Old-pro Salazar schools ‘The Scholar,’ all for naught
When Turners Falls native and professional women’s boxer Sonya “The Scholar” Lamonakis landed Friday in Sacramento, Calif., she expected to be picked up by a driver and taken to her hotel room, where she would rest and prepare for Saturday night’s heavyweight bout against Martha “The Shadow” Salazar at the Lion’s Den Convention Center in Sacramento.
But there was no driver at the airport, which, as it turned out, was only the beginning of an unpleasant string of events during what would prove to be a disappointing weekend climaxed by the Salazar bout. Then, after suffering what she thought was her first professional loss, 38-year-old Lamonakis finally received some good news when she learned the bout had been ruled a no-contest due to the timekeeper’s mistake.

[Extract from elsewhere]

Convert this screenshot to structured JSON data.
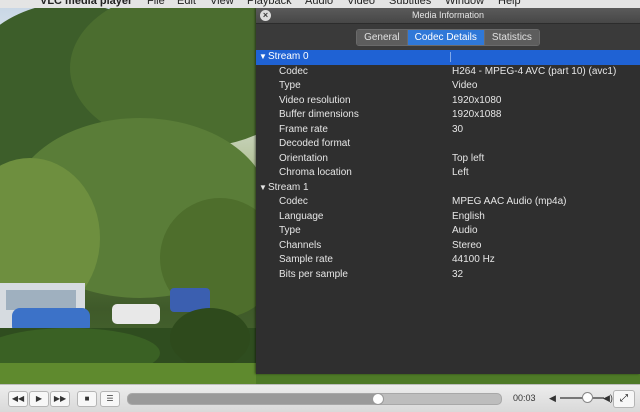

The sequence of events leading up to the discovery that the timing of the bout was incorrect was much like Tiger Woods’ “dropped-ball” fiasco that took place at The Masters Saturday morning, when a fan, watching on television Friday afternoon, called Masters officials to inform them that Woods had violated a rule when he dropped his ball in an incorrect spot. Woods wound up being penalized two strokes and was nearly disqualified from the tournament.
In Lamonakis’ case, things started coming unraveled as soon as she landed in the Golden State and found out there was no one there to pick her up and take her to the hotel, something that was supposed to have been arranged by On-Point Promotions. She wound up hopping a taxi, only to find that OPP had not booked a room for her, another unexpected issue to deal with. Lamonakis then had other issues with the pre-fight festivities, but the biggest problem came in the ring, where something she was unaware of until afterward transpired.
A teammate of Lamonakis, who was watching the online feed in New York, texted Lamonakis trainer Marcos Suarez moments after the fight and informed them that the rounds had been three minutes instead of two, the standard for women’s professional boxing. Lamonakis alerted the California State Athletic Commission, which regulates the fight, and after the Commission spoke with the timing official, it was determined that the match would be ruled a no-contest, meaning Lamonakis received neither a loss nor a draw. Yes, it was as if the bout never took place.
Lamonakis said she thought the rounds were running a little long during the fight, but she paid no attention because she didn’t think a mistake like that was possible.
“I mentioned to my corner that it felt like the rounds were long, but they said, ‘Just keep fighting, just keep fighting,’” Lamonakis said on Sunday. “So I did notice a little. But you don’t question that sort of thing in a professional venue. That sort of thing would have never happened in New York.”
Lamonakis admitted her frustration with the California State Athletic Commission, which she thought didn’t adhere to numerous rules prior to the bout. When Lamonakis showed up for her weigh-in on Friday afternoon, she was informed that Salazar would not be attending. Salazar was instead weighed in on Saturday, which Lamonakis said is not legal. Also, there was no official on hand when their hands were being taped, which is something she had never seen. The reason the official is on hand is to ensure that no foreign object is put underneath the tape. But the biggest reason for her frustration was the timing issue.
“It was a big mess. The whole thing was crazy,” she explained. “I’m disappointed in the unprofessionalism by the California State Athletic Commission. I’m still upset that it went down that way.”
As for the fight, Lamonakis said she learned a lot from the 43-year-old Salazar, a former two-time champion on the comeback trail. Salazar hit Lamonakis with an uppercut during the fight that bloodied her nose, then later hit the Powertown pugilist with a punch that produced a black eye. Lamonakis, who is still unbeaten at 7-0 with two draws, said that Salazar was heavier than her and that she got caught up fighting Salazar’s style, getting in close to exchange punches. Lamonakis, who has lost nearly 30 pounds in recent months, said because she is faster than Salazar, she should have been moving more to try to tire Salazar out.
“I was much faster but, when I would get inside, I was allowing her to throw across the middle, and that was her fight,” she said. “She was a better fighter than me, but this was a good learning experience and she didn’t knock me down. She’s a great boxer. This was the biggest test of my career. I’m probably going to take another fight, but I’d like to rematch her in New York.”